#### Task prompt:
Lines containing the word "Notebook" are the ones to copy from the records below.

[Dataset rows describing interfaces]

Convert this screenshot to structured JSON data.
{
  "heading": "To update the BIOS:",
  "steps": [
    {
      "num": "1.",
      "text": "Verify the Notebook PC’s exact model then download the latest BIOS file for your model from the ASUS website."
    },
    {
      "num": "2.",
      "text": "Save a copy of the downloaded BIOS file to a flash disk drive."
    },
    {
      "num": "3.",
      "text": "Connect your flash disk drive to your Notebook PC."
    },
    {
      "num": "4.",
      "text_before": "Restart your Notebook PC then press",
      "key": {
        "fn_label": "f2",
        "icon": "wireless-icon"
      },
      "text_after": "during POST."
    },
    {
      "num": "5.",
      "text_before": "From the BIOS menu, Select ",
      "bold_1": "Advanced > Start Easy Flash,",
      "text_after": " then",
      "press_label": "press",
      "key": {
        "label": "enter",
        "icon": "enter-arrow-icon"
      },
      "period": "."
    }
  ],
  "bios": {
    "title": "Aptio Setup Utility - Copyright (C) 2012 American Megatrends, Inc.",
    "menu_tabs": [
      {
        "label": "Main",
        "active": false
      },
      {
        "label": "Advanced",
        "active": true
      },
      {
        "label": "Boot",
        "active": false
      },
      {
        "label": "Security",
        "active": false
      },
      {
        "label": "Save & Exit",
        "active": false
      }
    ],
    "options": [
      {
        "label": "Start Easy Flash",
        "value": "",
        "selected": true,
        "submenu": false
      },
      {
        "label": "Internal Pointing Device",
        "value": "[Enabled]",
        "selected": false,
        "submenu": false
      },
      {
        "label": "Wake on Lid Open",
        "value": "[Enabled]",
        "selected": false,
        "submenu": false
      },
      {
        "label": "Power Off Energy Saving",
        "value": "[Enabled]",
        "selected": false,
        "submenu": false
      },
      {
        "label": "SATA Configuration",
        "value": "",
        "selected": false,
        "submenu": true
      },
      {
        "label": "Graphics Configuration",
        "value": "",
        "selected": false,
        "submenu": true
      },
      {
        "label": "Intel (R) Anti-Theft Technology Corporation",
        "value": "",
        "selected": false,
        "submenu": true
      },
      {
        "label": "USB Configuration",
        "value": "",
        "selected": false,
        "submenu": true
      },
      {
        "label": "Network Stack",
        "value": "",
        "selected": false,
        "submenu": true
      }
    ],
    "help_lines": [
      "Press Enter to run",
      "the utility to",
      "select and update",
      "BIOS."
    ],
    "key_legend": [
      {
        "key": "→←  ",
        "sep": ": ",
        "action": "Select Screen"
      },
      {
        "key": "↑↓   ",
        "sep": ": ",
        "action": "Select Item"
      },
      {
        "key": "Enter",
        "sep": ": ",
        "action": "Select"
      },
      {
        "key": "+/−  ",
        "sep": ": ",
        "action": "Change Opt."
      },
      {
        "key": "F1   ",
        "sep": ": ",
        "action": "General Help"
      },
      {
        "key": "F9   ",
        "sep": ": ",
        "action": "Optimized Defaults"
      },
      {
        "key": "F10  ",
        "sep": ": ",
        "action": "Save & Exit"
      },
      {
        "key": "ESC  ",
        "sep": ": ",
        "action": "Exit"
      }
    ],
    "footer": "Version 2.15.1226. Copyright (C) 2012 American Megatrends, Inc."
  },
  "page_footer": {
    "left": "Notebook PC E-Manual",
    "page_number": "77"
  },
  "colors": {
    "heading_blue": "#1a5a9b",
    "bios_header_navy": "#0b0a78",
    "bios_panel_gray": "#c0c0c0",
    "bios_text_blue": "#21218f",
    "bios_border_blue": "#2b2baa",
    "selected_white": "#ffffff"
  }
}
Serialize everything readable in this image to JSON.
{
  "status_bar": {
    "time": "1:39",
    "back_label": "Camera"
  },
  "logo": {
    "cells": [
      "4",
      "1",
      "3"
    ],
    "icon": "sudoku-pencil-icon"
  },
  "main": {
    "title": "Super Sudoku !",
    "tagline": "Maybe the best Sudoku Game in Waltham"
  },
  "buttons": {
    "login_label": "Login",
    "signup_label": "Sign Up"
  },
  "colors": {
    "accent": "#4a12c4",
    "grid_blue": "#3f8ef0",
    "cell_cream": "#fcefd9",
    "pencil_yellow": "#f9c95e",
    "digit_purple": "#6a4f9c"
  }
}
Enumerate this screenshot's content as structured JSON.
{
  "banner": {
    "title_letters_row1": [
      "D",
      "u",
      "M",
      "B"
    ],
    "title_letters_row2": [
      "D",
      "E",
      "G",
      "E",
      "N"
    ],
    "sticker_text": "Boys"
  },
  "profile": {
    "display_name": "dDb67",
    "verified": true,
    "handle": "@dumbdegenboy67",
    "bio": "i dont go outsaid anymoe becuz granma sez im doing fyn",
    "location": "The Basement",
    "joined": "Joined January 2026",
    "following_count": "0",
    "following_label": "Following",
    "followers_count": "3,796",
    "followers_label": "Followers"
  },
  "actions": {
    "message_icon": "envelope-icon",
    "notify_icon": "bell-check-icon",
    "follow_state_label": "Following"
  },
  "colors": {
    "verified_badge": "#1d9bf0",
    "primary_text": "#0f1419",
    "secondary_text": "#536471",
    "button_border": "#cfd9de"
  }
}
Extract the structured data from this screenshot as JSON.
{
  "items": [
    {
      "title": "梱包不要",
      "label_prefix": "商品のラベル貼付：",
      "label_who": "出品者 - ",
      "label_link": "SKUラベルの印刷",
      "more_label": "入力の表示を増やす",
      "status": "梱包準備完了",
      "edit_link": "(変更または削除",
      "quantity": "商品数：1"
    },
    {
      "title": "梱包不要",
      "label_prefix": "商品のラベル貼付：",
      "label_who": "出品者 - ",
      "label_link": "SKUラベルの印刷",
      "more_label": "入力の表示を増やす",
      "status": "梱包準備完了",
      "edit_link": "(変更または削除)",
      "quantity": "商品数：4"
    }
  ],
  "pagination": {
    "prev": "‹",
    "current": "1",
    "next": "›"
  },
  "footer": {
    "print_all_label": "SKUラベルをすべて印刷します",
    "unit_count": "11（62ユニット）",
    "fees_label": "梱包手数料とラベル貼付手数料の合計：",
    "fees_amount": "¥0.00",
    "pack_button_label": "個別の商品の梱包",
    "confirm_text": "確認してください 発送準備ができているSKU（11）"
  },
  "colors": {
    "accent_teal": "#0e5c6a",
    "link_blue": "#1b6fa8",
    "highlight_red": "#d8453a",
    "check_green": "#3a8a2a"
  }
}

#### Solution to the exercise:
      "text": "Verify the Notebook PC’s exact model then download the latest BIOS file for your model from the ASUS website."
      "text": "Connect your flash disk drive to your Notebook PC."
      "text_before": "Restart your Notebook PC then press",
    "left": "Notebook PC E-Manual",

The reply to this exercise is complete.